Regulations that prevent tree clearing and building too close to the river serve to keep the St. Croix beautiful and scenic for everyone.

A bare-bones document, the Lower St. Croix River Act of 1972 required additional appropriations before it was close to fully implemented, and it was another four years before the formal protection plan would be approved by the National Park Service. In the meantime, the nation was riveted by the Watergate hearings, Gerald Ford replaced Richard Nixon as President, and development pressure along the St. Croix loomed large. 

When the dust settled and the Lower St. Croix Master Plan was completed in 1976, community and government leaders had a new cooperation-based toolkit for protecting the lower St. Croix River’s astounding scenery, clean water and ecological values. In the years since, those tools have served the river well overall--though not without conflict.

(0) comments

Welcome to the discussion.

Keep it Clean. Please avoid obscene, vulgar, lewd, racist or sexually-oriented language.
Don't Threaten.
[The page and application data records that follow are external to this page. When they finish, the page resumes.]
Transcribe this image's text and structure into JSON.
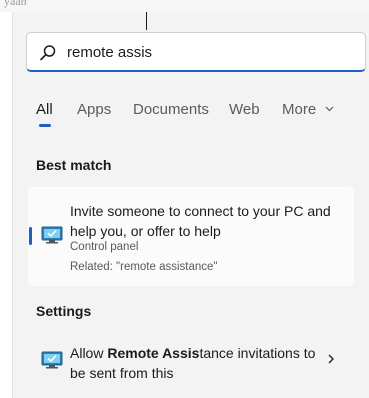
{
  "background": {
    "fragment": "yaah"
  },
  "search": {
    "value": "remote assis",
    "icon": "search-icon"
  },
  "tabs": [
    {
      "label": "All",
      "active": true
    },
    {
      "label": "Apps",
      "active": false
    },
    {
      "label": "Documents",
      "active": false
    },
    {
      "label": "Web",
      "active": false
    },
    {
      "label": "More",
      "active": false,
      "icon": "chevron-down-icon"
    }
  ],
  "best_match": {
    "heading": "Best match",
    "title": "Invite someone to connect to your PC and help you, or offer to help",
    "subtitle": "Control panel",
    "related": "Related: \"remote assistance\"",
    "icon": "monitor-check-icon"
  },
  "settings": {
    "heading": "Settings",
    "item": {
      "prefix": "Allow ",
      "bold": "Remote Assis",
      "suffix": "tance invitations to be sent from this",
      "icon": "monitor-check-icon",
      "chevron": "chevron-right-icon"
    }
  },
  "colors": {
    "accent": "#1f5fbf",
    "panel": "#f3f3f3",
    "card": "#fbfbfb"
  }
}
Threats of harming another person will not be tolerated.
Be Truthful. Don't knowingly lie about anyone or anything.
Be Nice. No racism, sexism or any sort of -ism that is degrading to another person.
Be Proactive. Use the 'Report' link on each comment to let us know of abusive posts.
Share with Us. We'd love to hear eyewitness accounts, the history behind an article.